United Airlines said Monday that it was adding 25 planes to its order for Boeing’s 737 MAX jet, bringing its total to 180 in the coming years, and that it had sped up the delivery timeline as it seeks to position itself for the expected recovery in travel.
The expanded order is the latest show of confidence in the plane, which has just begun to fly again after two crashes led to a worldwide grounding for almost two years. It is also good news for Boeing, which is working to move past the MAX crisis and, more recently, engine troubles aboard some of its 777 planes.
“These new aircraft are going to allow us to be more competitive,” said Andrew Nocella, United’s chief commercial officer. “It’s the right aircraft at the right time.”
United plans to use the jet throughout North America, including Hawaii, replacing smaller planes as demand returns, Nocella said. It is also more fuel efficient than its predecessors, an important benefit for the airline as it seeks to reduce its carbon footprint. And the plane will help United restart its strategy of strengthening connections at hub airports in the middle of the country, in Houston, Chicago and Denver, he said.
“This is going to allow us to get back on that track as we come out of the pandemic,” Nocella said.
The industry is preparing for a travel rebound once coronavirus vaccinations are widespread and the pandemic is tamed. The embattled 737 MAX been updated and readied to fly again after crashes in Indonesia in October 2018 and Ethiopia in March 2019 that killed a total of 346 people.
United, which has 30 MAX planes in its fleet, started using the plane again only a few weeks ago. The airline expects to receive 24 this year, followed by 40 next year and 54 in 2023.
The MAX has a list price of more than $120 million, but often sells for much less, particularly in large orders. Industry analysts say that airlines have leverage to bring that price down further as the travel slowdown eased pressure to build up fleets. The manufacturer has delivered more than 400 MAX jets to customers since the plane first started flying paying passengers in 2017, with nearly 4,000 orders outstanding.
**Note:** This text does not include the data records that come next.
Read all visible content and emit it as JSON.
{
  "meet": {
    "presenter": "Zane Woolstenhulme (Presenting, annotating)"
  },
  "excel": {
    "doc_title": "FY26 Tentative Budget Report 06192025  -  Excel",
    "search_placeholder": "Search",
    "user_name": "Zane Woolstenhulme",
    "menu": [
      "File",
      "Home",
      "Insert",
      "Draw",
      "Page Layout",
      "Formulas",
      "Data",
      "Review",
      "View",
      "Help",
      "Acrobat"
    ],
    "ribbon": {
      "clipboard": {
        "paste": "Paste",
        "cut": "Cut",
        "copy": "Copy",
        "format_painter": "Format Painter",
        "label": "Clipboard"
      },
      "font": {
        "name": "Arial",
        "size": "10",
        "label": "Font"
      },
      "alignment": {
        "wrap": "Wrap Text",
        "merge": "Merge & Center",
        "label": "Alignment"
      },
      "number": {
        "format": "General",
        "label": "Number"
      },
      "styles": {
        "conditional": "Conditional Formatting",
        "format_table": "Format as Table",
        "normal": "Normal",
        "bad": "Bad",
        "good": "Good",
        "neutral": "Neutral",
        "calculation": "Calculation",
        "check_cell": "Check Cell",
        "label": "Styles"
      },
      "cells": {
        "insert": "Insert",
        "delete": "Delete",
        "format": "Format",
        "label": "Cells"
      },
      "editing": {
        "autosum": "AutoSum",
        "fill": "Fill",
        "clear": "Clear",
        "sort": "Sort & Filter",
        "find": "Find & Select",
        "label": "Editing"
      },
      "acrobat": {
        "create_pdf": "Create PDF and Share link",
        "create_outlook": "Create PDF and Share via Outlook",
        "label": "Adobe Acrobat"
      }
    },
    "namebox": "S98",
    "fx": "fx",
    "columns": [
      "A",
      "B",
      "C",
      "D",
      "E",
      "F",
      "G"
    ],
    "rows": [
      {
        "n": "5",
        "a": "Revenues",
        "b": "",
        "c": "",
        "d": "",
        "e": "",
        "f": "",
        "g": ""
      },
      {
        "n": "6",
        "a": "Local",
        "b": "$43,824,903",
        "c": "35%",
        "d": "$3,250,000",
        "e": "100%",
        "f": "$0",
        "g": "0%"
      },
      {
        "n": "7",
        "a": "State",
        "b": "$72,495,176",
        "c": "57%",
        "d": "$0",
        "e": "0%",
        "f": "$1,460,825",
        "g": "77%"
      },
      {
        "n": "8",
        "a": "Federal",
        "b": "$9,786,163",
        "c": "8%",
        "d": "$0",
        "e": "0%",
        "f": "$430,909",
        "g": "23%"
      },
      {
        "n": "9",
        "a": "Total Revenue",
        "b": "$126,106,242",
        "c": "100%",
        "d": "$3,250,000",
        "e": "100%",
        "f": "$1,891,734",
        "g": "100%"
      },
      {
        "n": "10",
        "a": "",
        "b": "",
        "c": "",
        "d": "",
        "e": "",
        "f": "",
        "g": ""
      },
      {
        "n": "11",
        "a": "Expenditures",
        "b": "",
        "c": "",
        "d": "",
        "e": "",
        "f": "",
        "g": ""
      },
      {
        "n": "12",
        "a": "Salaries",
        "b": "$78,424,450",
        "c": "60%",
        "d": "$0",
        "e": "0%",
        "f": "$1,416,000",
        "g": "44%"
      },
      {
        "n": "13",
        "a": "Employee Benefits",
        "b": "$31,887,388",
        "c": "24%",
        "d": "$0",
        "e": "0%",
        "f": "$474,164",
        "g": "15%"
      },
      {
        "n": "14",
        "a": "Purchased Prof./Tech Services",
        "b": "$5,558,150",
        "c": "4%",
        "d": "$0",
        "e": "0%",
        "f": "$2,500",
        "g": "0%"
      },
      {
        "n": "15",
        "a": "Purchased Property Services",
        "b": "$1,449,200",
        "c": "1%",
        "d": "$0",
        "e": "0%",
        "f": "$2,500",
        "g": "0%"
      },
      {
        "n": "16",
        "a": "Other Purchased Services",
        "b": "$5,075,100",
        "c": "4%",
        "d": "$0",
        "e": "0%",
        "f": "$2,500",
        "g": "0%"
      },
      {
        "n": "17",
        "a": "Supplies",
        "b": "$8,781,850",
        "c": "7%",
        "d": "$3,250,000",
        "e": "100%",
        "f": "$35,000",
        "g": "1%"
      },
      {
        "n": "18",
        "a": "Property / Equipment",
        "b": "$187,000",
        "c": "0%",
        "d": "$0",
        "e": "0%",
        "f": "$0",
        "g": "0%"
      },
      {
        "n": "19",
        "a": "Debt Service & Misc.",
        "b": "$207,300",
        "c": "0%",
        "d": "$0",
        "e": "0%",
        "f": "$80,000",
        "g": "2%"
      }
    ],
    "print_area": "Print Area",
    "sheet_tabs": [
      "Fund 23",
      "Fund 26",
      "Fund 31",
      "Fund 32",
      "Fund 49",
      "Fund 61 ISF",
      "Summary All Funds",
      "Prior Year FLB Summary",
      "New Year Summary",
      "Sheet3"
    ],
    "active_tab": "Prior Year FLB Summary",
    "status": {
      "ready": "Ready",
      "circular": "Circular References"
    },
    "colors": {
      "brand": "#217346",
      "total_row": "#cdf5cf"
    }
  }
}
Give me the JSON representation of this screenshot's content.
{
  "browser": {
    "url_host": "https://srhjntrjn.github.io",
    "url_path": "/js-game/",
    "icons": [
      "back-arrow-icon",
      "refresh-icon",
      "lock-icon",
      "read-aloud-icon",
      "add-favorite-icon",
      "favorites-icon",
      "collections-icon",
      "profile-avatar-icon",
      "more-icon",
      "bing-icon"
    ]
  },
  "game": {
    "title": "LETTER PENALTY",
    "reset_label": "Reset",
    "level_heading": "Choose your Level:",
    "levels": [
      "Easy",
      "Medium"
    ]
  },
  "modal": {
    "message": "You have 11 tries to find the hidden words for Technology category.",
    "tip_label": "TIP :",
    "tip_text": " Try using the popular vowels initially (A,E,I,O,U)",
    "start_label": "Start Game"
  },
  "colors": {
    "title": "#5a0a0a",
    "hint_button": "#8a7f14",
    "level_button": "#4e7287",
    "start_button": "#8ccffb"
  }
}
Unlike its competitors, United did not remove planes en masse from its fleet throughout the pandemic, part of a strategy aimed at making sure it had maximum flexibility as travel recovered, Nocella said. With another round of federal payroll aid for the industry seeming likely, United will also be able to retain much of its workforce through September. Two previous rounds of federal assistance have largely helped airlines avoid sweeping furloughs and layoffs.
While Monday’s order shows United is preparing for travel to rebound, a meaningful recovery is probably still a ways off. Nocella said that United hoped to reach an “inflection point” late in the year, after which the recovery in travel would accelerate rapidly. For now, United and its peers continue to lose money by the day even as they cater to what few travelers remain.